Next to the finalists, the laureates, the members of the OWA jury, the OWA initiator Joseph Wilhelm and IFOAM Director Markus Arbenz, approximately 700 guests came to the festive event and celebrated the four finalists and the OWA laureates.

Bhaskar H. Save
Prof. Wangari Matu Maathai
Dr. Hans Rudolf Herren
Rachel Anyango Agola
Beti Minkin
El Ceibo
Franziska Kaguembega-Müller




In 2006, Beti Minkin founded the Anatolia Foundation in the USA. The principle goals of the Foundation are to preserve and support the rich biological diversity of the rural Anatolian region of Turkey with sustainable village projects. Born and raised in Turkey, Beti Minkin has spent most of her adult life in the USA, but always displayed a passion for her native land. Since the 1990s, she pioneered holistic sustainability projects in regions where biodiversity is prolific but greatly endangered. Her vision and enthusiasm are truly inspirational.

In the 1990s her “Tohum” (“Seed” in Turkish) ventures ( raised local awareness of the importance of heirloom seeds,traditional foods and natural lifestyles. The Tohum® Natural Foods brand she created still exports organic artisan foods from Anatolian villages to the benefit of community health and economy.

Most recently, under the auspices of the Anatolia Foundation, Beti Minkin initiated an extensive agro-biodiversity sustainability program in the remote Kars Province of Eastern Turkey. The project links bio-conservation with organic food production and ecologically viable livelihood.It focuses on a full-scale organic certification program with over 200 farmers and the revival of the ancient grain “Kavilca” or emmer (Triticum dicoccum), amongst other important traditional crops such as flaxseed and red wheat.

The project includes the full production cycle, from sowing seeds on organic farms to selling the products on global markets. The heirloom seeds rescued from the brink of extinction now provide raw materials to the local community for developing marketable organic products. In this context, a bakery in Kars will soon start marketing the traditional “pide bread” (flat bread) made with the project’s organic whole red wheat flour. Whole grain emmer and barley products are also in the works.

The project also promotes traditional wildflower honey with new colonies of the endangered Caucasian queen bee.
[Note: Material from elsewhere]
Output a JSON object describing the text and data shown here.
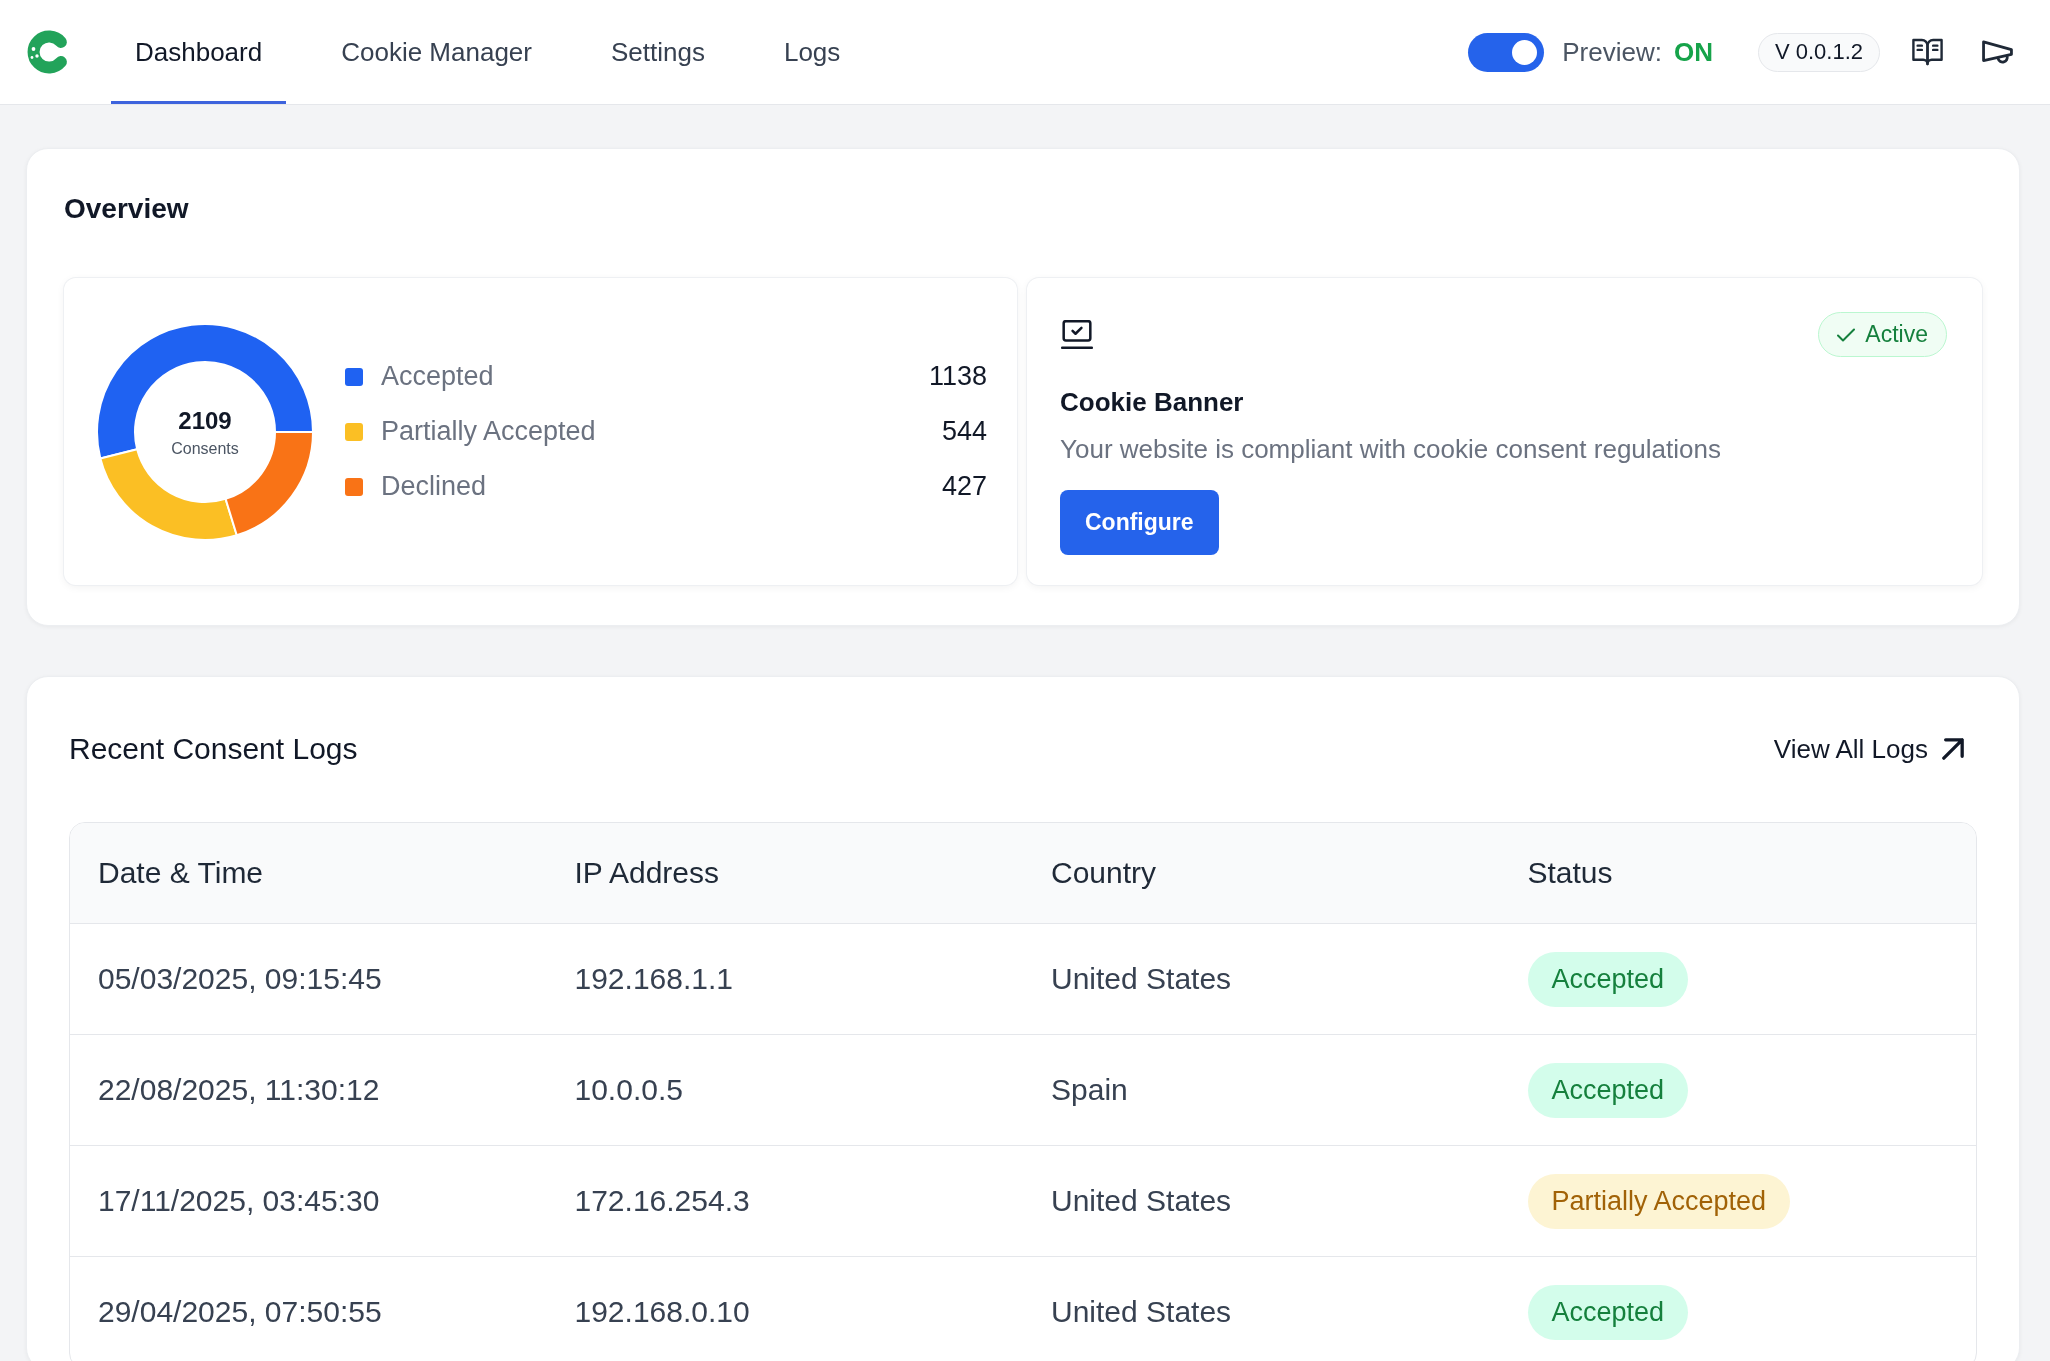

Other programs include a scientific survey of local medicinal plants and botanical product formulation workshops for village women.

The whole community is enthusiastically engaged, initiating village NGOs and a Farmer’s Cooperative. Activities bring people of different skills together: from students cataloging wild flora and grandmothers sharing traditional recipes to young adults returning from big cities to farm organically on their native land. Women participate in all aspects and Beti Minkin has become an important role model for them.

The project positively impacts the ecological, social and economic conditions of the villages. Its success is a result of the holistic approach to development. This further adds value to behaviours that protect local ecology and promote social equity, in accordance with the three pillars of sustainability.